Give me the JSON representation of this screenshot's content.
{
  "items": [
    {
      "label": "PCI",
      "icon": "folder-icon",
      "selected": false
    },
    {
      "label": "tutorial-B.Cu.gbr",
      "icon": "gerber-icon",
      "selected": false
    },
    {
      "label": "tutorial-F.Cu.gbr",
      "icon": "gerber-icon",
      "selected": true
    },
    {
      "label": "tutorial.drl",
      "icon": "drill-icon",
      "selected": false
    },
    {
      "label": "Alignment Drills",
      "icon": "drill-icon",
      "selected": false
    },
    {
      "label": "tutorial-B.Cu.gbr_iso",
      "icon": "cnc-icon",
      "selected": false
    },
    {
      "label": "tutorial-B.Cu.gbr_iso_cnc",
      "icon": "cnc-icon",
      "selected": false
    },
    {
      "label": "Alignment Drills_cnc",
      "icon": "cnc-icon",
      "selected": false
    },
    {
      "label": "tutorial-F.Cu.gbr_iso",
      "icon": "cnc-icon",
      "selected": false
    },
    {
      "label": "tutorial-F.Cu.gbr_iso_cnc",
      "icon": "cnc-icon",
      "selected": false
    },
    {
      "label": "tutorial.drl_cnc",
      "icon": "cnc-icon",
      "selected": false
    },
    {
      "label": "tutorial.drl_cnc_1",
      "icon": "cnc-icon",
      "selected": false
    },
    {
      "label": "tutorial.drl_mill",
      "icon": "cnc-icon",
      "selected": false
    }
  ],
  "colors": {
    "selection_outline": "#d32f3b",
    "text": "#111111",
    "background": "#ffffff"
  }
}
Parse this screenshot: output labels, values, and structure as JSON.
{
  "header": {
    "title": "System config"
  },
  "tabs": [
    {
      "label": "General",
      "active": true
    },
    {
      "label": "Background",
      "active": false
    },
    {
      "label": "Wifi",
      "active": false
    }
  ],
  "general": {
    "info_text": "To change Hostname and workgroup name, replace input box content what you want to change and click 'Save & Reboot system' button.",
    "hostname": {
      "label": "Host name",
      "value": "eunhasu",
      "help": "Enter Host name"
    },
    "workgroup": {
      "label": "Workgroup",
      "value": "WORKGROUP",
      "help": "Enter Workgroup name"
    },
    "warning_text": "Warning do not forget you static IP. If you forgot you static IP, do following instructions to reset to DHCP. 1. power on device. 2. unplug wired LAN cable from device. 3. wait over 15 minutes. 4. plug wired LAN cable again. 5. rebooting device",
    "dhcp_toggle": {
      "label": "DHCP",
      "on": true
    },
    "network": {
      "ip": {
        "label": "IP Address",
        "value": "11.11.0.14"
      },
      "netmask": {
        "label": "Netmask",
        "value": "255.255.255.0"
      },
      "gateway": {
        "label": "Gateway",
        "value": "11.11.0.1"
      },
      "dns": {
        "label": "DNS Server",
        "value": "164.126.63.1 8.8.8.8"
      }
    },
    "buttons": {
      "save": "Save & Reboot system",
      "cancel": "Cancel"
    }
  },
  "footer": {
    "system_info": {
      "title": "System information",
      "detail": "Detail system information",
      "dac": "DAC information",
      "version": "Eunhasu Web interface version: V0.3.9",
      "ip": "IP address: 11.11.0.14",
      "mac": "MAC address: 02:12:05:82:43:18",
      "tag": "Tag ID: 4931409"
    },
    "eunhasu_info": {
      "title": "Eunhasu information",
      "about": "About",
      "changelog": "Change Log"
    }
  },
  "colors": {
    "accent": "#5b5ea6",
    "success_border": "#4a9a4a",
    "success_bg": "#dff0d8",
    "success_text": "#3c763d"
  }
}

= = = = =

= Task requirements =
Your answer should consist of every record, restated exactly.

= Task result =
Give me the JSON representation of this screenshot's content.
{
  "items": [
    {
      "label": "PCI",
      "icon": "folder-icon",
      "selected": false
    },
    {
      "label": "tutorial-B.Cu.gbr",
      "icon": "gerber-icon",
      "selected": false
    },
    {
      "label": "tutorial-F.Cu.gbr",
      "icon": "gerber-icon",
      "selected": true
    },
    {
      "label": "tutorial.drl",
      "icon": "drill-icon",
      "selected": false
    },
    {
      "label": "Alignment Drills",
      "icon": "drill-icon",
      "selected": false
    },
    {
      "label": "tutorial-B.Cu.gbr_iso",
      "icon": "cnc-icon",
      "selected": false
    },
    {
      "label": "tutorial-B.Cu.gbr_iso_cnc",
      "icon": "cnc-icon",
      "selected": false
    },
    {
      "label": "Alignment Drills_cnc",
      "icon": "cnc-icon",
      "selected": false
    },
    {
      "label": "tutorial-F.Cu.gbr_iso",
      "icon": "cnc-icon",
      "selected": false
    },
    {
      "label": "tutorial-F.Cu.gbr_iso_cnc",
      "icon": "cnc-icon",
      "selected": false
    },
    {
      "label": "tutorial.drl_cnc",
      "icon": "cnc-icon",
      "selected": false
    },
    {
      "label": "tutorial.drl_cnc_1",
      "icon": "cnc-icon",
      "selected": false
    },
    {
      "label": "tutorial.drl_mill",
      "icon": "cnc-icon",
      "selected": false
    }
  ],
  "colors": {
    "selection_outline": "#d32f3b",
    "text": "#111111",
    "background": "#ffffff"
  }
}
Parse this screenshot: output labels, values, and structure as JSON.
{
  "header": {
    "title": "System config"
  },
  "tabs": [
    {
      "label": "General",
      "active": true
    },
    {
      "label": "Background",
      "active": false
    },
    {
      "label": "Wifi",
      "active": false
    }
  ],
  "general": {
    "info_text": "To change Hostname and workgroup name, replace input box content what you want to change and click 'Save & Reboot system' button.",
    "hostname": {
      "label": "Host name",
      "value": "eunhasu",
      "help": "Enter Host name"
    },
    "workgroup": {
      "label": "Workgroup",
      "value": "WORKGROUP",
      "help": "Enter Workgroup name"
    },
    "warning_text": "Warning do not forget you static IP. If you forgot you static IP, do following instructions to reset to DHCP. 1. power on device. 2. unplug wired LAN cable from device. 3. wait over 15 minutes. 4. plug wired LAN cable again. 5. rebooting device",
    "dhcp_toggle": {
      "label": "DHCP",
      "on": true
    },
    "network": {
      "ip": {
        "label": "IP Address",
        "value": "11.11.0.14"
      },
      "netmask": {
        "label": "Netmask",
        "value": "255.255.255.0"
      },
      "gateway": {
        "label": "Gateway",
        "value": "11.11.0.1"
      },
      "dns": {
        "label": "DNS Server",
        "value": "164.126.63.1 8.8.8.8"
      }
    },
    "buttons": {
      "save": "Save & Reboot system",
      "cancel": "Cancel"
    }
  },
  "footer": {
    "system_info": {
      "title": "System information",
      "detail": "Detail system information",
      "dac": "DAC information",
      "version": "Eunhasu Web interface version: V0.3.9",
      "ip": "IP address: 11.11.0.14",
      "mac": "MAC address: 02:12:05:82:43:18",
      "tag": "Tag ID: 4931409"
    },
    "eunhasu_info": {
      "title": "Eunhasu information",
      "about": "About",
      "changelog": "Change Log"
    }
  },
  "colors": {
    "accent": "#5b5ea6",
    "success_border": "#4a9a4a",
    "success_bg": "#dff0d8",
    "success_text": "#3c763d"
  }
}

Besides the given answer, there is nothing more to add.